Everyone has been asking what foods to make to brighten things up during these dreary times. Well, I think you’ve found it!

tasteofbeirut January 20, 2011 at 6:52 pm

These pea tendrils look lovely; the way you prepared them is very similar to the way greens are cooked in Lebanese cuisine, with lots of garlic, olive oil and a squeeze of lemon at the end.

Tina January 21, 2011 at 6:02 am

Hi there, a friend who has been reading and attempting your recipes for a while shared this blog to me and it is so useful. The recipes themselves and the images are fantastic. I am looking forward to go over all your blog post.

Krystal January 21, 2011 at 8:48 am

Oh yum, these look fantastic. I love living in Socal, and enjoying the 70 to 80 degree weather in January. It really makes me appreciate that I live here, and can’t wait to enjoy a nice bike ride outside to the beach this weekend. I might have to find those pea tendrils at the farmers market, too!

Allison January 21, 2011 at 8:55 am

siiiigh, so jealous. Those look delicious. Our farmer’s markets here in New Jersey are snow covered and contain little but stayman apples, farm eggs, and honey. Those things are delicious, but I can’t wait for the growing season to start here!

Rocky Mountain Woman January 21, 2011 at 11:38 am

Ok, go ahead, rub it in..make me feel bad as I look out at six feet of snow and spring is literally four more months away. It’s ok, I’m tough, I can take it…sniff sniff…

Lael Hazan @educatedpalate January 21, 2011 at 3:40 pm

I love pea pod shoots or pea tendrils as you call them. I’ve never been able to grow them and I’ve not seen them in the market. How lovely for you, thanks for sharing your early spring.

sciencegeek January 22, 2011 at 6:04 am

I will think of Spring and pea shoots as I sprinkle salt on my wounds/on the path.

Culinary Cory January 22, 2011 at 6:42 pm

Awesome picture. Sounds lovely.

foodie and the chef January 22, 2011 at 7:23 pm

Oh I have to wait until next Spring in Sydney for mine (I’m growing them in a little pot), your photos will make that an impatient wait I’m sure!

Cookin' Canuck January 22, 2011 at 9:28 pm

Yep, I’m pretty sure we won’t be seeing these babies at our snow-covered farmer’s market for at least three months. However, I am bookmarking this for when they make an appearance. Beautiful, simple recipe!

Leah January 24, 2011 at 12:20 am

The pea tendrils seem awfully beautiful and tasty, stuck as I am in freezing winter. Enjoy your early spring!


Liz @ Butter and Onions January 24, 2011 at 8:50 am

I live in the South, so maybe there’s a chance I’ll see these at my market soon!

Mary January 24, 2011 at 10:20 pm

your photographs are simply amazing..

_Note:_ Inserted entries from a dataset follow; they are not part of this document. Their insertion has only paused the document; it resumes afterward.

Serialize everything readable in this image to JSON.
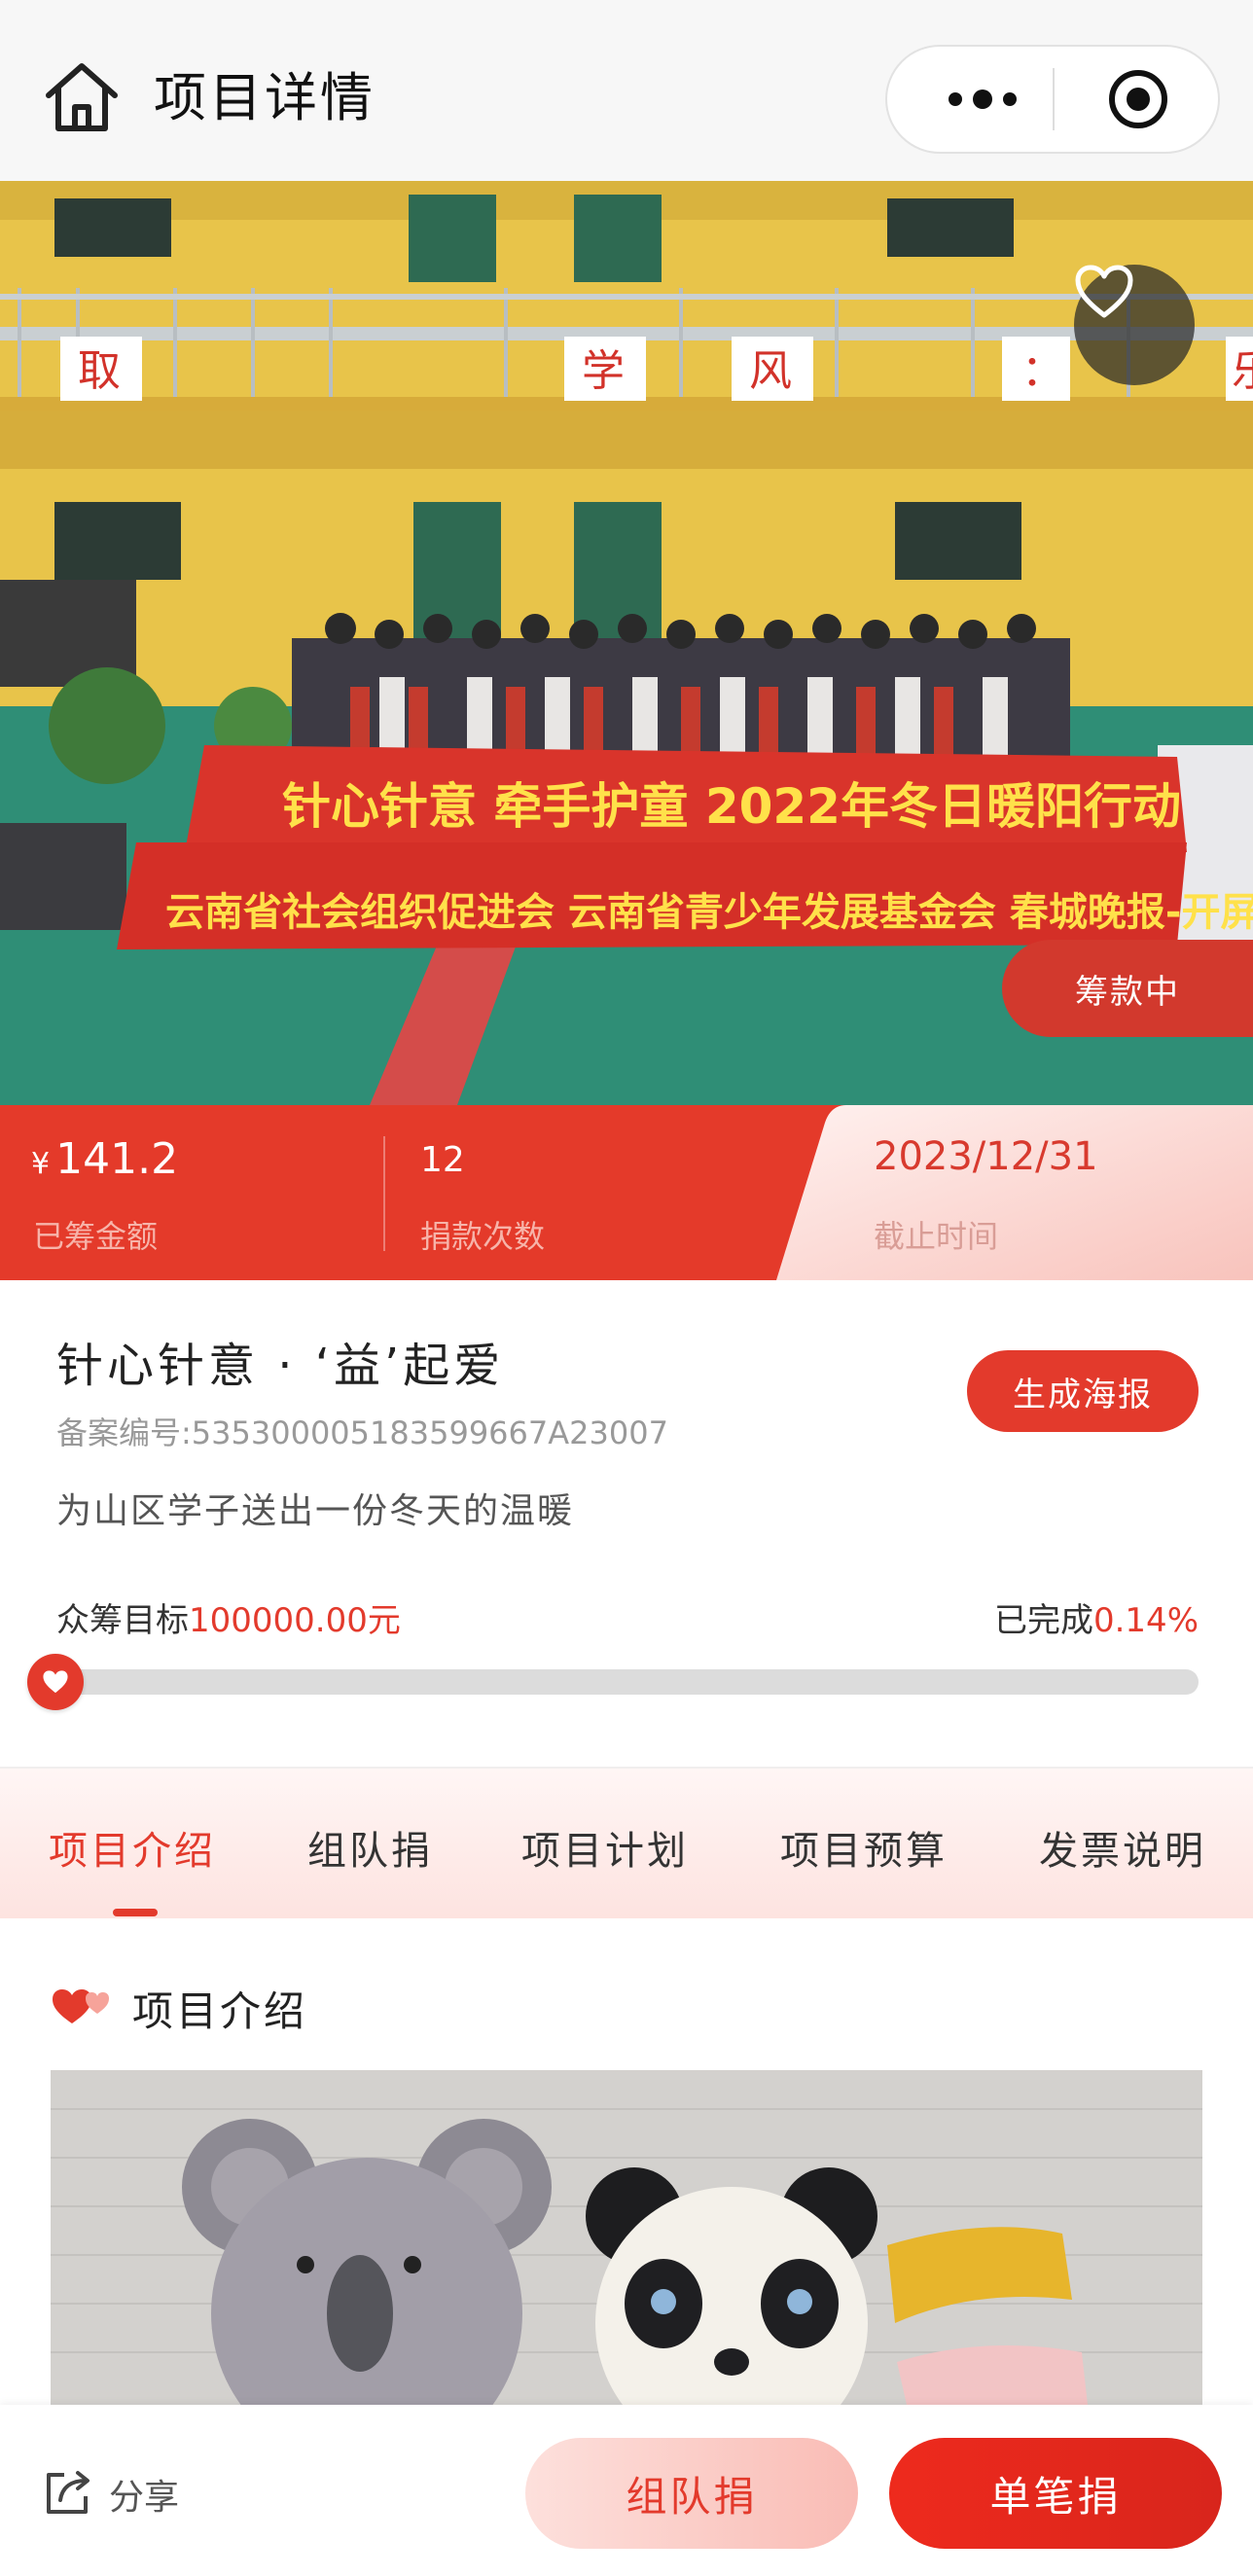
{
  "header": {
    "title": "项目详情",
    "icons": {
      "home": "home-icon",
      "more": "more-dots-icon",
      "close": "target-circle-icon"
    }
  },
  "hero": {
    "photo_subject": "banner-group-photo",
    "banner_line1": "针心针意 牵手护童 2022年冬日暖阳行动",
    "banner_line2": "云南省社会组织促进会 云南省青少年发展基金会 春城晚报-开屏新闻",
    "wall_chars": [
      "取",
      "学",
      "风",
      "：",
      "乐"
    ],
    "status_badge": "筹款中",
    "favorite_icon": "heart-outline-icon"
  },
  "stats": {
    "amount_symbol": "¥",
    "amount_value": "141.2",
    "amount_label": "已筹金额",
    "count_value": "12",
    "count_label": "捐款次数",
    "deadline_value": "2023/12/31",
    "deadline_label": "截止时间"
  },
  "project": {
    "title": "针心针意 · ‘益’起爱",
    "reg_number": "备案编号:53530000518359966​7A23007",
    "poster_button": "生成海报",
    "subtitle": "为山区学子送出一份冬天的温暖",
    "goal_label": "众筹目标",
    "goal_value": "100000.00元",
    "done_label": "已完成",
    "done_value": "0.14%",
    "progress_fraction": 0.0014
  },
  "tabs": [
    "项目介绍",
    "组队捐",
    "项目计划",
    "项目预算",
    "发票说明"
  ],
  "intro": {
    "heading": "项目介绍",
    "heading_icon": "hearts-icon",
    "photo_subject": "knitted-hats-photo"
  },
  "bottom_bar": {
    "share_label": "分享",
    "share_icon": "share-icon",
    "team_button": "组队捐",
    "single_button": "单笔捐"
  },
  "colors": {
    "accent": "#e33a2c",
    "stats_band": "#e43a2a",
    "deadline_bg": "#fde2de"
  }
}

Barton January 25, 2011 at 9:14 pm

Wow, have been looking forward to spring veggies but was thinking I had a couple more month waiting. I think I coming round to Cali living. Just relocated to the SF Bay area. I’ll join the crowds screaming it , great food, photos and writing

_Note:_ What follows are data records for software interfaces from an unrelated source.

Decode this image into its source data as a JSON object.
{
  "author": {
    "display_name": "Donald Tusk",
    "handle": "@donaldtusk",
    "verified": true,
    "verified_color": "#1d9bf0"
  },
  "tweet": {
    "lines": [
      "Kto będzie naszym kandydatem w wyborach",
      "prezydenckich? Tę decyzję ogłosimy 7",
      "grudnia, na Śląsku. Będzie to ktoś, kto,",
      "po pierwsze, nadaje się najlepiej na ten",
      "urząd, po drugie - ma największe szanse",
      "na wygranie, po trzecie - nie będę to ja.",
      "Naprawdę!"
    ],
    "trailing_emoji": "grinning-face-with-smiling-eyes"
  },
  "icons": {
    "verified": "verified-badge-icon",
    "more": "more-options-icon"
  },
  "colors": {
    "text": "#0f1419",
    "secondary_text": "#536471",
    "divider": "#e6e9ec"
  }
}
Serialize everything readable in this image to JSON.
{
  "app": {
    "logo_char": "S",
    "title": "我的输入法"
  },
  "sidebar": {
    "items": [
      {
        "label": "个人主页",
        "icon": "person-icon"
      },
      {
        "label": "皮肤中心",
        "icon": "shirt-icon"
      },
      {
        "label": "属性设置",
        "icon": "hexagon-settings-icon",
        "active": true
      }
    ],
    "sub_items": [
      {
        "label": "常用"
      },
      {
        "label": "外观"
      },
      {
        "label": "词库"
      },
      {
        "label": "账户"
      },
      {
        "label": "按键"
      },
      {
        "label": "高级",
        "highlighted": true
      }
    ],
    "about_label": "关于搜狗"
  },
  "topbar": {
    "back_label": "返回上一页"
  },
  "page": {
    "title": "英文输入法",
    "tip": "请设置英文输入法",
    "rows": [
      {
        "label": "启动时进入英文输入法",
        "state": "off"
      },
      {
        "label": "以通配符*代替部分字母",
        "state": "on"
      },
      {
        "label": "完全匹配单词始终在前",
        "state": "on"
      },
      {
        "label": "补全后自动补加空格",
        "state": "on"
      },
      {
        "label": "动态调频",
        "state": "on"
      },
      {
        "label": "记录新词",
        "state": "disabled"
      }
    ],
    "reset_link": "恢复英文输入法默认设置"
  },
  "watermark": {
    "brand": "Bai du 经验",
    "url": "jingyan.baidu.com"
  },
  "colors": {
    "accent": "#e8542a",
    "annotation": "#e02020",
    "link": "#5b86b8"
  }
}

sienna January 31, 2011 at 9:25 am

I am an east sider so I rarely make the trek to the Santa Monica Farmer’s but holy moly is it worth it. The produce at the Wednesday market is almost other worldly. Plus I found a pretzel there as big as my head and that made me very very happy.

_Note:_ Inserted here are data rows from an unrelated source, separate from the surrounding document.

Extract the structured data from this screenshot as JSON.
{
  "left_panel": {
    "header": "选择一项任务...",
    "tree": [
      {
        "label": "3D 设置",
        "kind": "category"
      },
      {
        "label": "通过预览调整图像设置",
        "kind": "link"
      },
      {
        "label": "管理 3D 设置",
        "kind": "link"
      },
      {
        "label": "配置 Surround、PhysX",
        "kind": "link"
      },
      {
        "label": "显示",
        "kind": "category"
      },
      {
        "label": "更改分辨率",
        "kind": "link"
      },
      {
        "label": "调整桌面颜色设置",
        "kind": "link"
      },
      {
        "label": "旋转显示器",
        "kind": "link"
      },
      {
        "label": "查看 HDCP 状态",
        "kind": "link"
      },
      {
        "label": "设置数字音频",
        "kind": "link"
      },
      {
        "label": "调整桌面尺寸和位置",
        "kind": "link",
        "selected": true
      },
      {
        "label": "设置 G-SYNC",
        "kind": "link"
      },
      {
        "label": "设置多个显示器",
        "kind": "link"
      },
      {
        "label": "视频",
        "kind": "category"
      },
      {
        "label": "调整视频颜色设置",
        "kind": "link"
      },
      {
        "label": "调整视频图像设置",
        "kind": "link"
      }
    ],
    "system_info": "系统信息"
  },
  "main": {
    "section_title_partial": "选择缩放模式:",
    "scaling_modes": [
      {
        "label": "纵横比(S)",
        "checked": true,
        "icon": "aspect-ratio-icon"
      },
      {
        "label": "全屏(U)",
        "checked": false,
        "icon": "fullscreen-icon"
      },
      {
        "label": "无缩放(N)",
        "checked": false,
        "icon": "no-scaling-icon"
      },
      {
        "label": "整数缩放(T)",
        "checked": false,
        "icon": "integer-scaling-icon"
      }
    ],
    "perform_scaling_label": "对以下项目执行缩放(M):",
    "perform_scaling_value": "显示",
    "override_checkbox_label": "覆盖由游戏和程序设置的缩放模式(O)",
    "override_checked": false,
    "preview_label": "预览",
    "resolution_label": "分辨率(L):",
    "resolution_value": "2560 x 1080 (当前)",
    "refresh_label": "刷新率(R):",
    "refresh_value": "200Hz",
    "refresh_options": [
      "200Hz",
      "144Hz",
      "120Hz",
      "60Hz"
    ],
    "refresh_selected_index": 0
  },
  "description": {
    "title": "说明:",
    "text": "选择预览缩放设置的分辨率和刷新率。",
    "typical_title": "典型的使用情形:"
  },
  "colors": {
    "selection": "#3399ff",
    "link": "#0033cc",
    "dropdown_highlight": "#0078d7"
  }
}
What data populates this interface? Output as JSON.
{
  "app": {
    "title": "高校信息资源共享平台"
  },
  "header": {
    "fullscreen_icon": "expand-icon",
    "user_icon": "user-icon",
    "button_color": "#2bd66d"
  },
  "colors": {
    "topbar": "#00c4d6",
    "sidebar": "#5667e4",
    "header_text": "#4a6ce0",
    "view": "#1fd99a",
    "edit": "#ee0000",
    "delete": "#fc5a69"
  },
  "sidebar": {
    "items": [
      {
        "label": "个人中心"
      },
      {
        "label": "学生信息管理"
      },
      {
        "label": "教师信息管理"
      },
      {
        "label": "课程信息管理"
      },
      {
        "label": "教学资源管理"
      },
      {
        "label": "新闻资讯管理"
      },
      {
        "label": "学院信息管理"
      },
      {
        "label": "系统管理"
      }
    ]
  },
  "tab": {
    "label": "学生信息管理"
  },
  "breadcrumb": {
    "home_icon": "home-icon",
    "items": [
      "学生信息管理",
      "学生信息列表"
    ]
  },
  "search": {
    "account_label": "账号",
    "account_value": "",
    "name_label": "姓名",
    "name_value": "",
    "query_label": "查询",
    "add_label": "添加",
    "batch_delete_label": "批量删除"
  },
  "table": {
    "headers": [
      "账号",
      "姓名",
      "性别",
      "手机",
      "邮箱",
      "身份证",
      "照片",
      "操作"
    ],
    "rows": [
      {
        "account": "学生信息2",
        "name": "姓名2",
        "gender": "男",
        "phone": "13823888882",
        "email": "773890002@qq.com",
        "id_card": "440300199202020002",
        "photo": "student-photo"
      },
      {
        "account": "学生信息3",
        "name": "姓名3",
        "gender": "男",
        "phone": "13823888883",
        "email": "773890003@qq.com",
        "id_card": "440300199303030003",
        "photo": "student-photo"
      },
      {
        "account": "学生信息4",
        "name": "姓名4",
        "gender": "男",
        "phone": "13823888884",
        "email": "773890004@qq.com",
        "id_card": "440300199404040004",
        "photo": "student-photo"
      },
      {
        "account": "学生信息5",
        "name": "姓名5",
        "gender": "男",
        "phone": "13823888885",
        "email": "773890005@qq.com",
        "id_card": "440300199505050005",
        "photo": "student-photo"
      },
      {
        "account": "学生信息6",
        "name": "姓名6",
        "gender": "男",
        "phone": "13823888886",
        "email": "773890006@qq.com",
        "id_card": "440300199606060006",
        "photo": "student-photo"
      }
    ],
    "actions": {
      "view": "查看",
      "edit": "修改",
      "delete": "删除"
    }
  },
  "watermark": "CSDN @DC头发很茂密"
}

Chef Matt February 16, 2011 at 7:58 am

Pea Tendrils are an amazing ingredient. I love them not only sauteed on their own – but also sauteed with fresh garlic greens. The flavors compliment each other beautifully.

But these babies are great raw as well – right on top of fried chicken with a lemon-honey glaze. Yum!

Charles Belov October 1, 2013 at 10:15 pm

I feel odd commenting on a two-year-old post but I just ran across it.

Hmm, I too am not sure about pea shoots vs. pea tendrils. But as for the question about them being tough…Many years ago you could only get them 2 months out of the year and only at Hong Kong style Chinese restaurants and you had to know the Cantonese words for it, and the dau miu would be so tender and delicious and we would get them as often as we could. Then at some point they started raising them year round and translating it and it started turning up in California cuisine and suddenly they were pea shoots and they got tougher. Mass production = less wonderful dau miu. I still like them, but they’re not as special as they used to be and now I can’t remember the last time I had it, which was probably within the last 5 years.

Leave a Comment